The studio is excited to welcome Dan DiCaprio who will teach Wood Rings and Wire Inlay on October 8th and 9th. Dan is a visiting artist from Richmond, Va. Read on to learn more about his work and be sure to reserve your spot in his class here!
SCC: How did you get into your craft? What are some places and people that helped you on your journey?
DD: I have an MFA in Metal Design from East Carolina University, that’s where I received most of my training. After that, I learned traditional goldsmithing on the job at Hoover and Strong. I think both of these experiences have shaped the way that I work and approach my designs in the studio. Working with Bob Ebendorf, Tim Lazure, Linda Darty and Mi-Sook Hur all influenced the way I think about contemporary jewelry. While living in Richmond I taught metals at Virginia Commonwealth University where I worked with Susie Ganch. She was also very influential to the way I taught and understood how to explain my practice to students.
SCC:What does you material choice mean to you and your work?
DD: I started working with wood when I wanted to create larger dimensional forms that could still be worn on the body. I was originally chasing hairlike textures on metal vessels and wanted to make these pieces wearable. By choosing wood I could still get these forms and textures but have it light enough to be worn.
SCC: Talk about your creative process and your concept development.
DD: My conceptual development evolves and adapts with each piece. I think of them as a continuous lineage of work, where designs are modified and reappear from one piece to another. I almost always start with sketches before cutting out from the blocks of wood, this helps me think through the construction before I start carving.

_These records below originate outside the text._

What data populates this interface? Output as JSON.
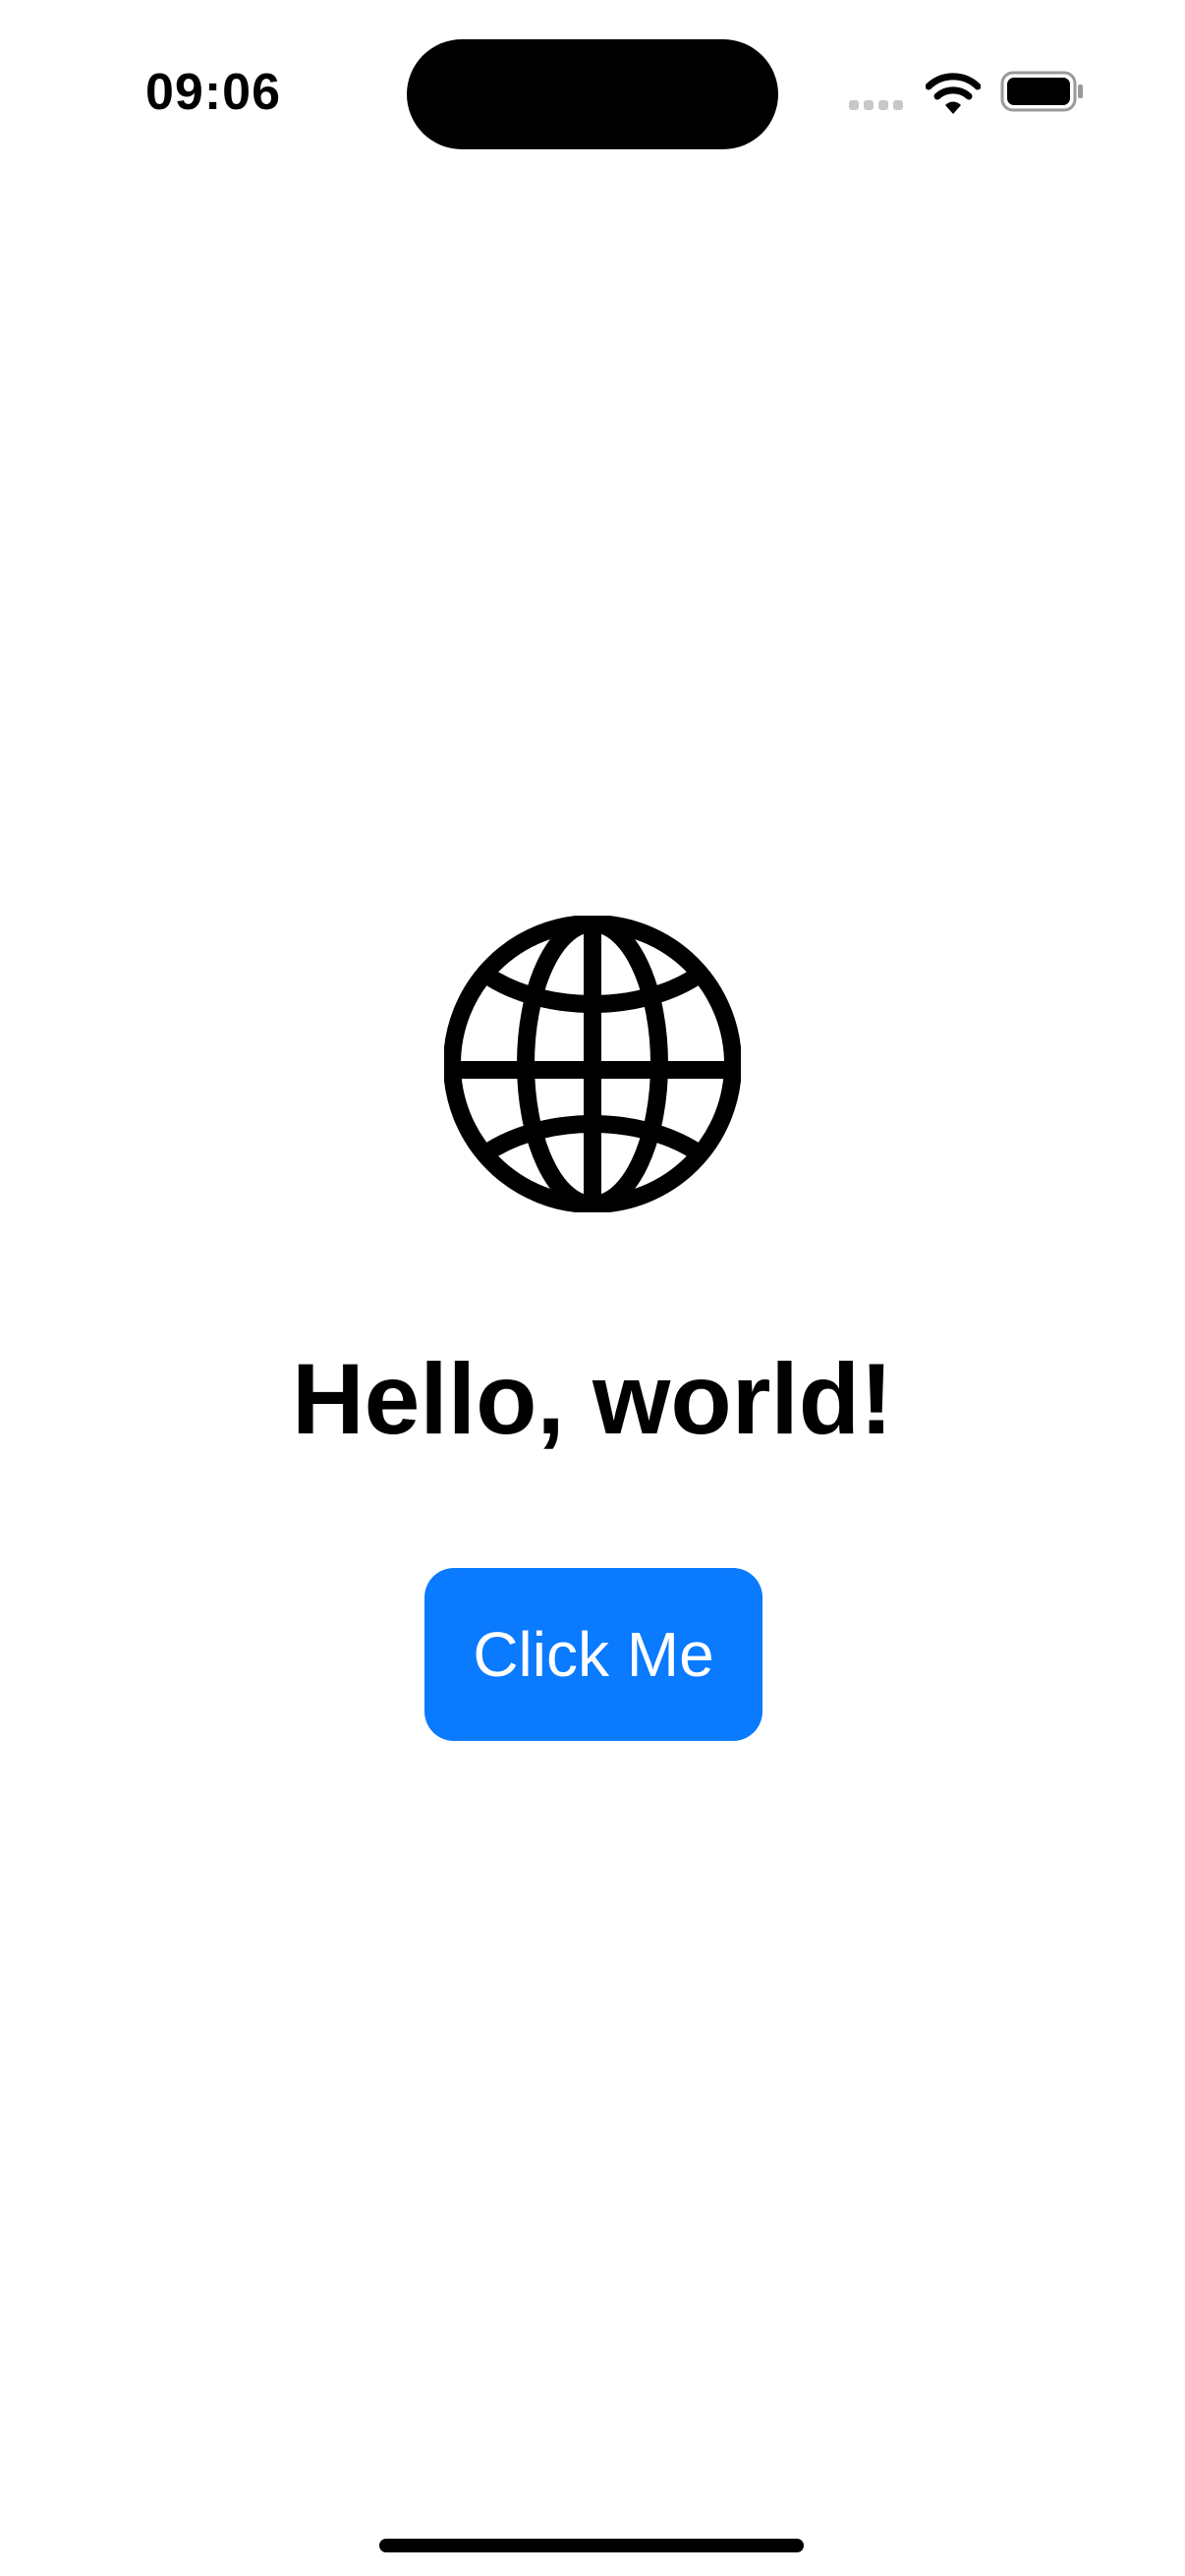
{
  "status_bar": {
    "time": "09:06",
    "icons": [
      "signal-icon",
      "wifi-icon",
      "battery-icon"
    ]
  },
  "main": {
    "icon": "globe-icon",
    "title": "Hello, world!",
    "button_label": "Click Me"
  },
  "colors": {
    "accent": "#0a7aff",
    "text": "#000000",
    "background": "#ffffff"
  }
}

Also, since I have limited studio time, sketching cuts through all of those ideas and eventually leads to a more interesting design.
SCC: What is something you are looking forward to? Where do you see your work going in the future?
DD: I’m really excited to explore these forms while incorporating different materials like gold leaf, paint, epoxy, metal and more. I want to try working with them at different scales and that means using different construction techniques that I still have to problem solve. That’s probably the most exciting part of art for me is the continuous redevelopment and exploration of ideas, techniques and materials. Doing residencies like the Penland Winter Residency with the Shared Concerns group also spurs development by getting new perspectives of my work. That’s hard to do when you work alone in your own studio space and is one of the biggest things I miss from being in graduate school.
SCC: Do you have any advice for new artists?
DD: I think that it’s important for developing artists to explore as much as possible while trying to find what it is that drives them. I remember the feeling as a student that I was unable to translate my ideas into physical objects. It took a long time to make work that I felt satisfied with and this feeling is still a motivating factor for me. If you continue to dedicate time to your studio practice and really care about what you make then I think this will be apparent in the work and to the people that see it.